Let's just say I'm not sad to see him go. Pass me the Haterade on Curt Schilling.

Friday, February 27, 2009

Running Down the Dream: Phils Offseason Moves

In this first installment, we'll look at who came and who left. We'll save all the contract extensions for another post. Moves rated as "Boo," "Eh," or "High Five!"

Who left:

Pat Burrell: Verdict: Eh. Tough to get excited about this one. Pat takes his .250 batting average and robust walkability down to Tampa, where the DH role suits his physical abilities better than left field. Of course, a lot of things suit Pat the Bat better than playing the field; try anything that doesn't involve running.

Adam Eaton. Verdict: High Five! He was a mistake when the Phils drafted him in 1996, and he was a mistake ten years later when they signed him to a three year, 25 million dollar contract. The Phils released him today, but are still on the hook for his approx. 8.5 million dollar salary, plus a $500,000 buyout of a club option next year. Interesting how that world championship absolves Gillick of this atrocious signing.

Who's New:

Raul Ibanez. Verdict: Eh. Signing Ibanez as Burrell's replacement in Left would be a wash - if Ibanez batted righty. Since he bats lefty, that puts 3 lefthanded bats in a row in the middle of our lineup. Amaro pointed out that Ibanez batted over .300 against lefties last year. What Amaro fails to mention is that from 2006-2008, Ibanez batted .269 against lefties. And he strikes out 100 times a year, like everyone else on this team. And the man's 37, so we signed him to a three year, 31 million dollar deal. This is not going to end well. But the name "Raul" is kinda fun.

Manny Ramirez: Verdict: high five! locking up the most dangerous line drive hitter of his generation with a relatively meager two year, $47 million dollar deal could be the move that puts this group over the top in their bid to repeat. Batting between Utley and Howard, Ramirez protects both lefties, and is poised to...what's that? we signed the guy from the Mariners instead, even though he's just as old? Crap.

Friday, October 3, 2008

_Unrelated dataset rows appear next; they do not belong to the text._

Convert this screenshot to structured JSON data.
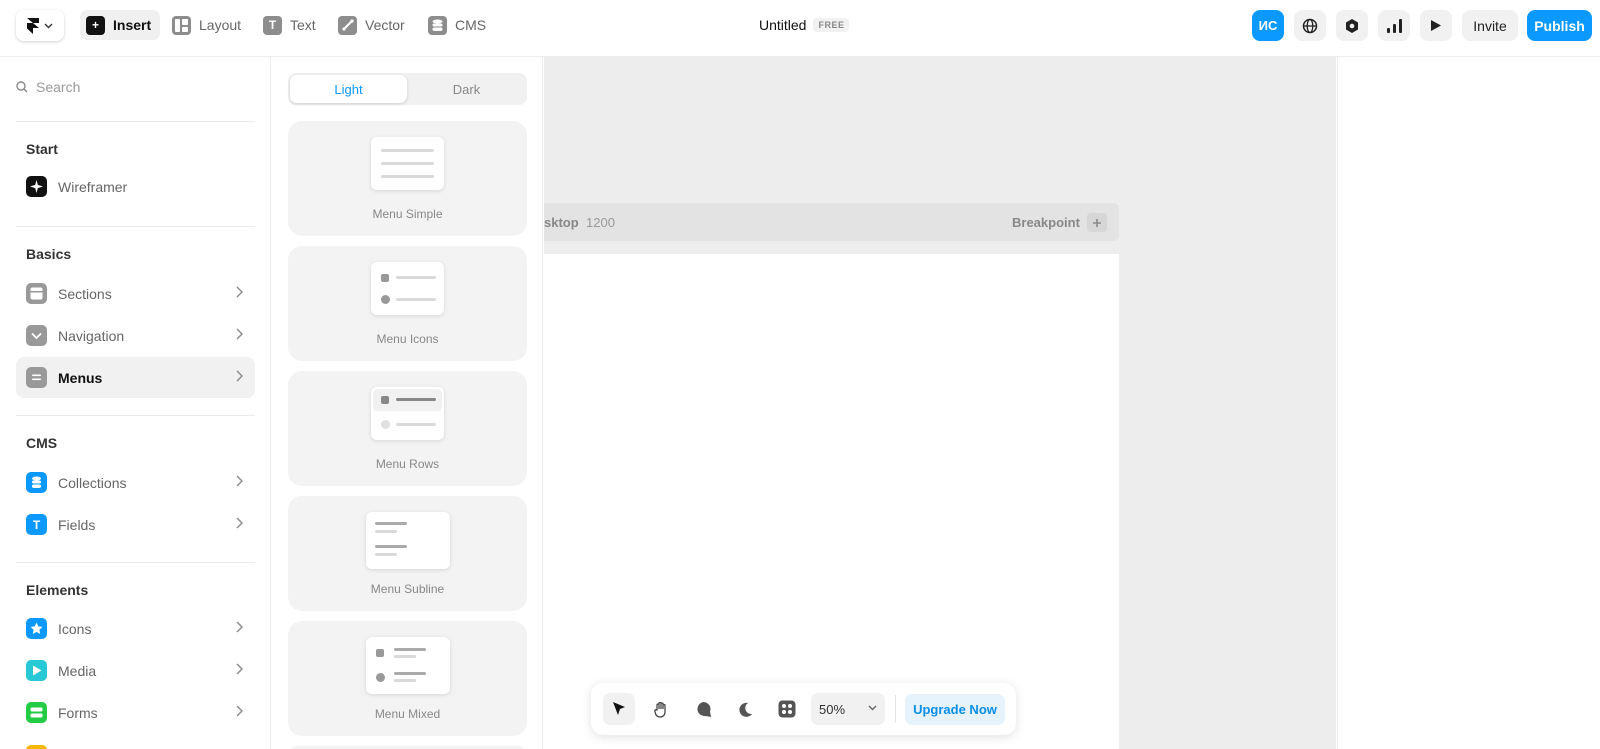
{
  "toolbar": {
    "tools": [
      {
        "label": "Insert",
        "icon": "plus-icon"
      },
      {
        "label": "Layout",
        "icon": "layout-icon"
      },
      {
        "label": "Text",
        "icon": "text-icon"
      },
      {
        "label": "Vector",
        "icon": "vector-icon"
      },
      {
        "label": "CMS",
        "icon": "database-icon"
      }
    ],
    "document_title": "Untitled",
    "plan_badge": "FREE",
    "avatar_initials": "ИС",
    "invite_label": "Invite",
    "publish_label": "Publish"
  },
  "sidebar": {
    "search_placeholder": "Search",
    "sections": [
      {
        "title": "Start",
        "items": [
          {
            "label": "Wireframer"
          }
        ]
      },
      {
        "title": "Basics",
        "items": [
          {
            "label": "Sections"
          },
          {
            "label": "Navigation"
          },
          {
            "label": "Menus",
            "selected": true
          }
        ]
      },
      {
        "title": "CMS",
        "items": [
          {
            "label": "Collections"
          },
          {
            "label": "Fields"
          }
        ]
      },
      {
        "title": "Elements",
        "items": [
          {
            "label": "Icons"
          },
          {
            "label": "Media"
          },
          {
            "label": "Forms"
          }
        ]
      }
    ]
  },
  "panel": {
    "theme_options": [
      "Light",
      "Dark"
    ],
    "selected_theme": "Light",
    "cards": [
      {
        "label": "Menu Simple"
      },
      {
        "label": "Menu Icons"
      },
      {
        "label": "Menu Rows"
      },
      {
        "label": "Menu Subline"
      },
      {
        "label": "Menu Mixed"
      }
    ]
  },
  "canvas": {
    "breakpoint_name": "sktop",
    "breakpoint_width": "1200",
    "add_breakpoint_label": "Breakpoint"
  },
  "bottom_toolbar": {
    "zoom": "50%",
    "upgrade_label": "Upgrade Now"
  },
  "colors": {
    "accent": "#0b99ff",
    "canvas_bg": "#ededed"
  }
}
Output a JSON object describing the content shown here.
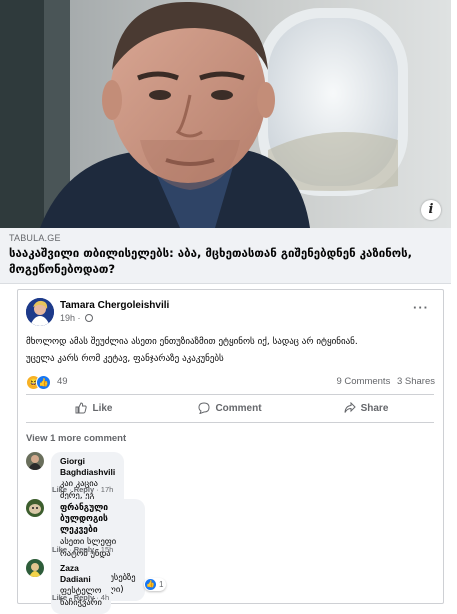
{
  "link_preview": {
    "info_icon": "i",
    "domain": "TABULA.GE",
    "headline": "სააკაშვილი თბილისელებს: აბა, მცხეთასთან გიშენებდნენ კაზინოს, მოგეწონებოდათ?"
  },
  "post": {
    "author": "Tamara Chergoleishvili",
    "time": "19h",
    "separator": "·",
    "more_menu": "···",
    "text_line1": "მხოლოდ ამას შეუძლია ასეთი ენთუზიაზმით ეტყინოს იქ, სადაც არ იტყინიან.",
    "text_line2": "უცელა კარს რომ კეტავ, ფანჯარაზე აკაკუნებს",
    "reactions": {
      "count": "49",
      "icons": [
        "haha-icon",
        "like-icon"
      ]
    },
    "comments_count": "9 Comments",
    "shares_count": "3 Shares",
    "actions": {
      "like": "Like",
      "comment": "Comment",
      "share": "Share"
    },
    "view_more": "View 1 more comment",
    "comments": [
      {
        "name": "Giorgi Baghdiashvili",
        "text": "კაი კაცია მერე, ეგ არის ნამდვილი მეგობრობა 😁😁",
        "like": "Like",
        "reply": "Reply",
        "time": "17h"
      },
      {
        "name": "ფრანგული ბულდოგის ლეკვები",
        "text_line1": "ასეთი სლეფი რატომ უნდა გადიილოს ადამიანმა(ჰესებზე",
        "text_line2": "გაარჩენიშული)",
        "like": "Like",
        "reply": "Reply",
        "time": "15h"
      },
      {
        "name": "Zaza Dadiani",
        "text": "ფესტელო ნაჩიჭვარი",
        "like": "Like",
        "reply": "Reply",
        "time": "4h",
        "like_count": "1"
      }
    ]
  },
  "colors": {
    "link_bg": "#f0f2f5",
    "facebook_blue": "#1877f2",
    "secondary_text": "#65676b",
    "bubble_bg": "#f0f2f5"
  }
}
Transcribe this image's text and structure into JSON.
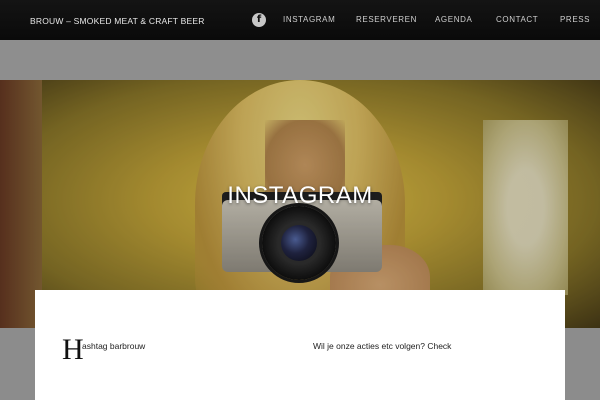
{
  "site": {
    "title": "BROUW – SMOKED MEAT & CRAFT BEER"
  },
  "nav": {
    "facebook_glyph": "f",
    "items": [
      {
        "label": "INSTAGRAM"
      },
      {
        "label": "RESERVEREN"
      },
      {
        "label": "AGENDA"
      },
      {
        "label": "CONTACT"
      },
      {
        "label": "PRESS"
      }
    ]
  },
  "hero": {
    "title": "INSTAGRAM"
  },
  "content": {
    "dropcap": "H",
    "left_text": "ashtag barbrouw",
    "right_text": "Wil je onze acties etc volgen? Check"
  },
  "icons": [
    "facebook-icon"
  ]
}
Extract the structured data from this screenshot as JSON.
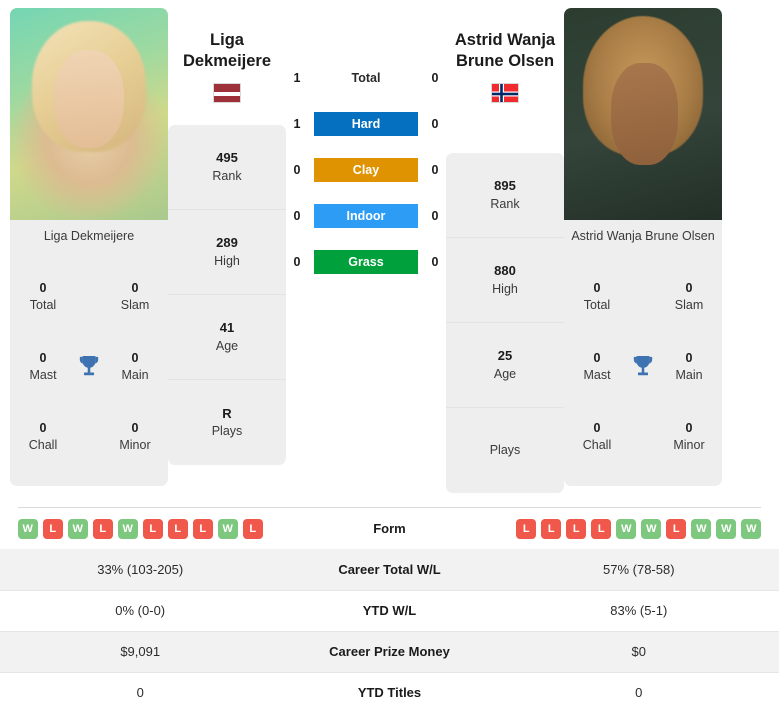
{
  "players": {
    "left": {
      "name": "Liga Dekmeijere",
      "name_line1": "Liga",
      "name_line2": "Dekmeijere",
      "photo_caption": "Liga Dekmeijere",
      "country_flag": "latvia-flag",
      "rank": "495",
      "rank_label": "Rank",
      "high": "289",
      "high_label": "High",
      "age": "41",
      "age_label": "Age",
      "plays": "R",
      "plays_label": "Plays",
      "titles": {
        "total": "0",
        "total_label": "Total",
        "slam": "0",
        "slam_label": "Slam",
        "mast": "0",
        "mast_label": "Mast",
        "main": "0",
        "main_label": "Main",
        "chall": "0",
        "chall_label": "Chall",
        "minor": "0",
        "minor_label": "Minor"
      },
      "form": [
        "W",
        "L",
        "W",
        "L",
        "W",
        "L",
        "L",
        "L",
        "W",
        "L"
      ],
      "career_wl": "33% (103-205)",
      "ytd_wl": "0% (0-0)",
      "prize_money": "$9,091",
      "ytd_titles": "0"
    },
    "right": {
      "name": "Astrid Wanja Brune Olsen",
      "name_line1": "Astrid Wanja",
      "name_line2": "Brune Olsen",
      "photo_caption": "Astrid Wanja Brune Olsen",
      "country_flag": "norway-flag",
      "rank": "895",
      "rank_label": "Rank",
      "high": "880",
      "high_label": "High",
      "age": "25",
      "age_label": "Age",
      "plays": "",
      "plays_label": "Plays",
      "titles": {
        "total": "0",
        "total_label": "Total",
        "slam": "0",
        "slam_label": "Slam",
        "mast": "0",
        "mast_label": "Mast",
        "main": "0",
        "main_label": "Main",
        "chall": "0",
        "chall_label": "Chall",
        "minor": "0",
        "minor_label": "Minor"
      },
      "form": [
        "L",
        "L",
        "L",
        "L",
        "W",
        "W",
        "L",
        "W",
        "W",
        "W"
      ],
      "career_wl": "57% (78-58)",
      "ytd_wl": "83% (5-1)",
      "prize_money": "$0",
      "ytd_titles": "0"
    }
  },
  "head_to_head": [
    {
      "label": "Total",
      "left": "1",
      "right": "0",
      "color": "",
      "plain": true
    },
    {
      "label": "Hard",
      "left": "1",
      "right": "0",
      "color": "#0570c0",
      "plain": false
    },
    {
      "label": "Clay",
      "left": "0",
      "right": "0",
      "color": "#e09300",
      "plain": false
    },
    {
      "label": "Indoor",
      "left": "0",
      "right": "0",
      "color": "#2d9cf5",
      "plain": false
    },
    {
      "label": "Grass",
      "left": "0",
      "right": "0",
      "color": "#00a03c",
      "plain": false
    }
  ],
  "comparison_rows": [
    {
      "label": "Form",
      "left": "",
      "right": "",
      "type": "form"
    },
    {
      "label": "Career Total W/L",
      "left": "33% (103-205)",
      "right": "57% (78-58)",
      "type": "text"
    },
    {
      "label": "YTD W/L",
      "left": "0% (0-0)",
      "right": "83% (5-1)",
      "type": "text"
    },
    {
      "label": "Career Prize Money",
      "left": "$9,091",
      "right": "$0",
      "type": "text"
    },
    {
      "label": "YTD Titles",
      "left": "0",
      "right": "0",
      "type": "text"
    }
  ],
  "colors": {
    "hard": "#0570c0",
    "clay": "#e09300",
    "indoor": "#2d9cf5",
    "grass": "#00a03c",
    "win_badge": "#7dc77f",
    "loss_badge": "#f0584b",
    "trophy": "#3e72b0",
    "card_bg": "#eeeeee"
  }
}
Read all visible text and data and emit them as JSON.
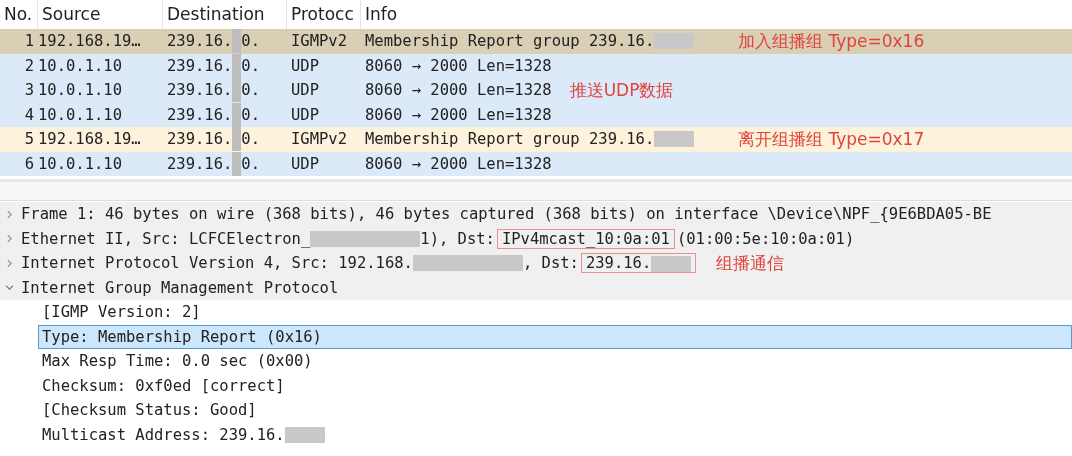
{
  "packet_list": {
    "columns": [
      "No.",
      "Source",
      "Destination",
      "Protocc",
      "Info"
    ],
    "rows": [
      {
        "no": "1",
        "source": "192.168.19…",
        "destination": [
          {
            "kind": "text",
            "text": "239.16."
          },
          {
            "kind": "redacted"
          },
          {
            "kind": "text",
            "text": "0."
          }
        ],
        "protocol": "IGMPv2",
        "info": [
          {
            "kind": "text",
            "text": "Membership Report group 239.16."
          },
          {
            "kind": "redacted"
          }
        ],
        "color": "#d8cfb4",
        "note": "加入组播组 Type=0x16"
      },
      {
        "no": "2",
        "source": "10.0.1.10",
        "destination": [
          {
            "kind": "text",
            "text": "239.16."
          },
          {
            "kind": "redacted"
          },
          {
            "kind": "text",
            "text": "0."
          }
        ],
        "protocol": "UDP",
        "info": [
          {
            "kind": "text",
            "text": "8060 → 2000 Len=1328"
          }
        ],
        "color": "#dbe9f8"
      },
      {
        "no": "3",
        "source": "10.0.1.10",
        "destination": [
          {
            "kind": "text",
            "text": "239.16."
          },
          {
            "kind": "redacted"
          },
          {
            "kind": "text",
            "text": "0."
          }
        ],
        "protocol": "UDP",
        "info": [
          {
            "kind": "text",
            "text": "8060 → 2000 Len=1328"
          }
        ],
        "color": "#dbe9f8",
        "side_note": "推送UDP数据"
      },
      {
        "no": "4",
        "source": "10.0.1.10",
        "destination": [
          {
            "kind": "text",
            "text": "239.16."
          },
          {
            "kind": "redacted"
          },
          {
            "kind": "text",
            "text": "0."
          }
        ],
        "protocol": "UDP",
        "info": [
          {
            "kind": "text",
            "text": "8060 → 2000 Len=1328"
          }
        ],
        "color": "#dbe9f8"
      },
      {
        "no": "5",
        "source": "192.168.19…",
        "destination": [
          {
            "kind": "text",
            "text": "239.16."
          },
          {
            "kind": "redacted"
          },
          {
            "kind": "text",
            "text": "0."
          }
        ],
        "protocol": "IGMPv2",
        "info": [
          {
            "kind": "text",
            "text": "Membership Report group 239.16."
          },
          {
            "kind": "redacted"
          }
        ],
        "color": "#fdf2db",
        "note": "离开组播组 Type=0x17"
      },
      {
        "no": "6",
        "source": "10.0.1.10",
        "destination": [
          {
            "kind": "text",
            "text": "239.16."
          },
          {
            "kind": "redacted"
          },
          {
            "kind": "text",
            "text": "0."
          }
        ],
        "protocol": "UDP",
        "info": [
          {
            "kind": "text",
            "text": "8060 → 2000 Len=1328"
          }
        ],
        "color": "#dbe9f8"
      }
    ]
  },
  "packet_details": [
    {
      "expanded": false,
      "segments": [
        {
          "kind": "text",
          "text": "Frame 1: 46 bytes on wire (368 bits), 46 bytes captured (368 bits) on interface \\Device\\NPF_{9E6BDA05-BE"
        }
      ]
    },
    {
      "expanded": false,
      "segments": [
        {
          "kind": "text",
          "text": "Ethernet II, Src: LCFCElectron_"
        },
        {
          "kind": "redacted"
        },
        {
          "kind": "text",
          "text": "1), Dst: "
        },
        {
          "kind": "boxed",
          "text": "IPv4mcast_10:0a:01"
        },
        {
          "kind": "text",
          "text": " (01:00:5e:10:0a:01)"
        }
      ]
    },
    {
      "expanded": false,
      "segments": [
        {
          "kind": "text",
          "text": "Internet Protocol Version 4, Src: 192.168."
        },
        {
          "kind": "redacted"
        },
        {
          "kind": "text",
          "text": ", Dst: "
        },
        {
          "kind": "boxed",
          "text": "239.16.",
          "redacted": true
        }
      ],
      "note": "组播通信"
    },
    {
      "expanded": true,
      "segments": [
        {
          "kind": "text",
          "text": "Internet Group Management Protocol"
        }
      ],
      "children": [
        {
          "selected": false,
          "segments": [
            {
              "kind": "text",
              "text": "[IGMP Version: 2]"
            }
          ]
        },
        {
          "selected": true,
          "segments": [
            {
              "kind": "text",
              "text": "Type: Membership Report (0x16)"
            }
          ]
        },
        {
          "selected": false,
          "segments": [
            {
              "kind": "text",
              "text": "Max Resp Time: 0.0 sec (0x00)"
            }
          ]
        },
        {
          "selected": false,
          "segments": [
            {
              "kind": "text",
              "text": "Checksum: 0xf0ed [correct]"
            }
          ]
        },
        {
          "selected": false,
          "segments": [
            {
              "kind": "text",
              "text": "[Checksum Status: Good]"
            }
          ]
        },
        {
          "selected": false,
          "segments": [
            {
              "kind": "text",
              "text": "Multicast Address: 239.16."
            },
            {
              "kind": "redacted"
            }
          ]
        }
      ]
    }
  ]
}
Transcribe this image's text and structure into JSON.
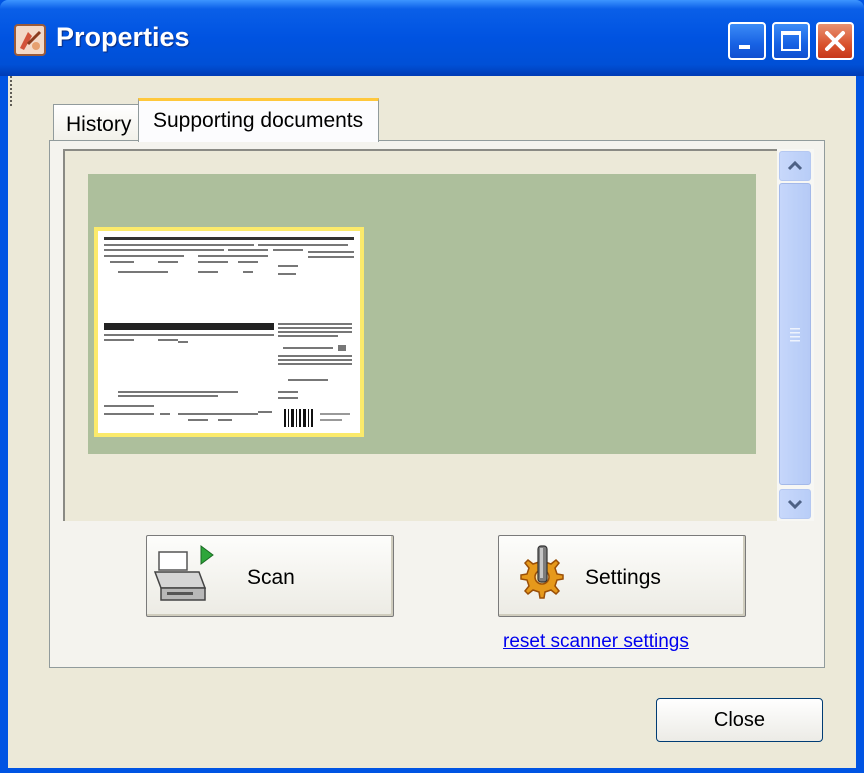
{
  "window": {
    "title": "Properties",
    "buttons": [
      "minimize-icon",
      "maximize-icon",
      "close-icon"
    ]
  },
  "tabs": [
    {
      "label": "History",
      "active": false
    },
    {
      "label": "Supporting documents",
      "active": true
    }
  ],
  "actions": {
    "scan_label": "Scan",
    "settings_label": "Settings",
    "reset_link": "reset scanner settings",
    "close_label": "Close"
  },
  "colors": {
    "titlebar": "#0054e3",
    "preview_background": "#adbf9c",
    "thumbnail_border": "#fbea6b",
    "link": "#0000ee"
  }
}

Does This Look Familiar?

Are the 2008 Brewers the 2007 Phillies?

2008 Phillies, meet your 2007 dopplegangers. A team that goes on a run down the stretch to make the playoffs for the first time in a long time? Check. Dominant starting pitcher in the regular season who loses his playoff start? Check. General "Just Happy to Be Here" Attitude? Check. High-scoring, HR-based offense that disappeared in the postseason? Check.

In the playoffs, you need someone to step up besides your all stars. Enter Shane Victorino and Jason Werth. We know them well, but they're far from household names. First four times these two got to the plate resulted in 3 doubles and a Grand Slam. That's a good day.

Charlie Manuel also got props from the announcers for switching Victorino and Werth in the lineup. Werth went on to get two doubles in the game. Of course, Utley and Howard are a combined 1-8 in the series, which is keeping me up at night. Unfortunately, that's not a joke.

The Good: Victorino, Myers, Werth, Feliz. It was a righties day at the ballpark. Lidge needed only 12 pitches to record his second save of the postseason. Maybe Mitch Williams was right, and Lidge was too well rested for his pitches to be effective. Maybe Milwaukee has already given up on this series. Maybe this was the one-game quiet before the Lidge-implosion storm. I'll take it.

The Bad: Myers first inning, in which he had the bases loaded with one out and got a miracle double play ball. Wow. That could have been a lot worse. Kudos to Myers for shaking it off and pitching a good game. Myers also walked in a run, which is generally frowned upon in baseball circles.

The Hero: Shane Victorino. A Grand Slam off of the unhittable CC Sabathia in the playoffs? If you made it up, no one would believe you. Runner up to Brett Myers. 7 strong innings, gave up only 2 runs.

The Goat: CC Sabathia. He struggled with his location (and the umpire's strike zone) all day, only lasting 3 2/3 innings and throwing 98 pitches. Of course, he single-handedly got Milwaukee here. This was his fourth consecutive start in three days rest.

The Take-Away Point: This Phillies team is for real. Now, if we can only get Utley and Howard to start hitting, and if we face the Dodgers in the NLCS...